for your styles, you'd be better off nailing the marshall tone and being somewhat close on a couple rarer styles. don't get that peavey...i'm not saying it's low end, but you could get a really good higher quality amp for that.
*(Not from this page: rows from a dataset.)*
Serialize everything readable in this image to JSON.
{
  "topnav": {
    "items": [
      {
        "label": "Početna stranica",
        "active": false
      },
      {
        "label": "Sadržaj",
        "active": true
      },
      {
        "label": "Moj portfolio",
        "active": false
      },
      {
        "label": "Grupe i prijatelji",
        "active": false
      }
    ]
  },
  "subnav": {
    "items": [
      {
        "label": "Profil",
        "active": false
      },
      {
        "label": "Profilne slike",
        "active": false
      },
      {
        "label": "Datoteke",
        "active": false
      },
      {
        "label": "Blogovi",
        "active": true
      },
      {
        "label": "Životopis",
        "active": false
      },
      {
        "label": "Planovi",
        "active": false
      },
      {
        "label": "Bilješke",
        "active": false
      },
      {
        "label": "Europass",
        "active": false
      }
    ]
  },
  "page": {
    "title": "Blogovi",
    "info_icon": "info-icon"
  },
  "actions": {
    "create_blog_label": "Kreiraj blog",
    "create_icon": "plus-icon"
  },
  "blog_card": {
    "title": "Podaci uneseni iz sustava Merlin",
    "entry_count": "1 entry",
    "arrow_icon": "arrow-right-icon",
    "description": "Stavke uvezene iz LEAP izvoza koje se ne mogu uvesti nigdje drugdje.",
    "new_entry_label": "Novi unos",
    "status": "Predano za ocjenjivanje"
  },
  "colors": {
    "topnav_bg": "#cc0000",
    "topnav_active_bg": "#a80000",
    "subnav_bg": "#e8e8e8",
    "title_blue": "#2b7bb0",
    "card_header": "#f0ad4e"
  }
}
JCM800 with OD pedal is the way to go, you might not even really NEED an OD pedal at first, just get a JCM800 combo (two channel one if possible, so you have a lil more versatility).
i wish i had played a vintage modern by now so i could recommend it as well...but damn shop people won't let me plug into it without being seriously interested in purchasing it that day...what a jip...
anyway, i hear great things about that amp, and i never even THOUGHT of using a volume pedal or something on a single channel amp for cleaning up the gain and getting instant clean without rolling your volume knob down on the guitar...that's a great idea...look into it bro...if you love the sound of the amp, don't hold back. if it sounds great and you love it, then it's just an added bonus that it'll retain most it's value being a (good) marshall.
turn the gain down and master up. also try it with all knobs at 12 and use your mxr eq to mold the tone. the bass, treble, presence and gain settings all seem kind of high to me. turning the gain down will sacrifice some sustain, but that might have to do with your guitar too... adding too much gain will muddy everything up
i definitely suggest AGAINST using the MXR for the majority of your EQ'ing. this should be used to accentuate your already desired tone, not be the primary molding of it. the way you're supposed to do it is to EQ your amp so that you getting the sound closest to what you want, THEN use the EQ to further dial in your desired tone carefully.
also, it wouldn't hurt to try the EQ straight in front of your amp either, it won't sound exactly the same as putting it in the FX loop, it may be better, may be worse, but i know I'D stick it in the front. at this point it wouldn't hurt to try all these options.
these wahs are a lil harder to turn on/off than most crybaby style wahs, you just gotta lean hard on it til you hear it click. the LED light on the back is really helpful in this way. i'm starting to wonder if i should put some kind of piece of rubber or something under the part that hits the switch, so that you don't have to press as far down.